Every February, Deerfield Academy participates in the Green Cup Challenge (GCC), a nationwide initiative to conserve resources and reduce their carbon footprint.
The challenge began at Phillips Exeter Academy (PEA) in 2003 as a competition to see which dormitory could conserve the most energy. It saved PEA thousands of dollars in utility costs and raised awareness about greenhouse gas emissions. Since then, the GCC has spread to over forty other schools and has been overseen by the Green Schools Alliance, an organization dedicated to sustainability education and action.
This year, Deerfield is competing with seven peer schools – Phillips Andover, Phillips Exeter, Choate Rosemary Hall, Northfield Mount Hermon (NMH), Hotchkiss, Lawrenceville, and St. Paul’s – to see which school can reduce its energy usage the most. Unlike previous years, this year’s challenge is organized and run completely by students.
On January 22, Sophie Opler ’19, Fatima Zahoor ’18, and Sydney Williams ’17, all students involved in organizing the Green Cup Challenge this year, attended a summit at NMH to meet with other school representatives and discuss ways to motivate students to participate in the challenge.

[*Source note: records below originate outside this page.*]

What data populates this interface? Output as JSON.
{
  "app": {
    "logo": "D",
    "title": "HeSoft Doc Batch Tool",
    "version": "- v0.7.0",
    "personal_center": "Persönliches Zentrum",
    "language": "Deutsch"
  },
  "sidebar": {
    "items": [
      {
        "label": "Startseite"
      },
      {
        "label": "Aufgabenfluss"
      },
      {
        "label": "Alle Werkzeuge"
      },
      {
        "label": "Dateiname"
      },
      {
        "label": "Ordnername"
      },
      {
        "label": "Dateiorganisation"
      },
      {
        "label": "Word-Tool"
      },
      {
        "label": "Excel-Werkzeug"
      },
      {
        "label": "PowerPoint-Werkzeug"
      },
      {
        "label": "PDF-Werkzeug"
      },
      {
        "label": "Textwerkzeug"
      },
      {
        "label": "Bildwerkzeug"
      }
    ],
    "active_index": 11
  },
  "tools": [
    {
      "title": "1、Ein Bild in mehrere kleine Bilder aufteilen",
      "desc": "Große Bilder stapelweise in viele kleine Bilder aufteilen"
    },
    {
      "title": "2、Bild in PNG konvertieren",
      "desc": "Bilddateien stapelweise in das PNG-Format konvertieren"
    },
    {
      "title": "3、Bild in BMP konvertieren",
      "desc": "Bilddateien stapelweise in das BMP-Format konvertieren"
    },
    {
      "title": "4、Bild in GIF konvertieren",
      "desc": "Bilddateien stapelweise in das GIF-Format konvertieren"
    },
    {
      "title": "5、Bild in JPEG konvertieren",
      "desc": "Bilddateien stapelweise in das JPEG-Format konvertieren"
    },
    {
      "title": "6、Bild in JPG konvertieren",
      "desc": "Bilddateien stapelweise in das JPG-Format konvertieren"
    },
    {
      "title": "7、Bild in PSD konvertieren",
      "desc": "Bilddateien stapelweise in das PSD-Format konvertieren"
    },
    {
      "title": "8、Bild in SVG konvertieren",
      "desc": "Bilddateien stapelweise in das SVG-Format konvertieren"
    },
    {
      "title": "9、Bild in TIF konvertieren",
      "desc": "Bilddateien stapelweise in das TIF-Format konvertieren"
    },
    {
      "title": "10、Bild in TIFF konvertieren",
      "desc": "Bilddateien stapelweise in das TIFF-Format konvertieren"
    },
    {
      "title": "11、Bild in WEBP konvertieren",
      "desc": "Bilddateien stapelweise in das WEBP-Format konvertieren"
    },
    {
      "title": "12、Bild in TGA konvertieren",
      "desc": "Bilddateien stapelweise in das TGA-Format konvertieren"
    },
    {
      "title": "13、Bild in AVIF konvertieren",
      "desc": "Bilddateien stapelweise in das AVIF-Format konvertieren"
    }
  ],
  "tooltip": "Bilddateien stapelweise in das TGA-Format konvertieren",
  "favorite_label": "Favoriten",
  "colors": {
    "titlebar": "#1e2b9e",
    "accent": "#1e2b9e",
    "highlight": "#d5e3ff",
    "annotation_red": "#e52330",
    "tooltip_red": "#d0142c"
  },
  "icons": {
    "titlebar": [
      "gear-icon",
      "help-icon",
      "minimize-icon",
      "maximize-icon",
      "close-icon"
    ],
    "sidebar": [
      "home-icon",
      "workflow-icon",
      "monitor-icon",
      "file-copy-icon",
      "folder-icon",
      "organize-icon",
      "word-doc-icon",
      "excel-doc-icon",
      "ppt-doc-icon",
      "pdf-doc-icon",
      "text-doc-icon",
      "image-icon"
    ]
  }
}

“Many people don’t know that the most important thing isn’t [turning your lights off], but unplugging. Having a cord plugged in like a laptop charger or fan uses electricity even when it’s not on,” Opler noted. “[And] having somebody to remind you really helps.”
However, Deerfield’s Green Cup Challenge hasn’t always met its goal.
Global Studies, Sustainability, and Service Fellow Ms. Heather Wakeman recalled one particular incident: “Students were buying headlamps so that they could work with their lights off, which actually increase[d] their carbon footprint,” Ms. Wakeman said. “we were hurting the environment, not helping. It was all very backwards.”
Wakeman stressed that the mission of the challenge wasn’t necessarily about the exact amount of energy saved, but about helping students develop good habits and understand their personal impact on the environment.
While the dorm that reduces the most energy this month will receive a prize of a feed, Opler, Zahoor, and Williams all agree that what really matters is the learning experience.
Opler stated, “If Deerfield can teach our students how to live effectively in the real world and how to reduce energy where they can… I think it’s a good takeaway.”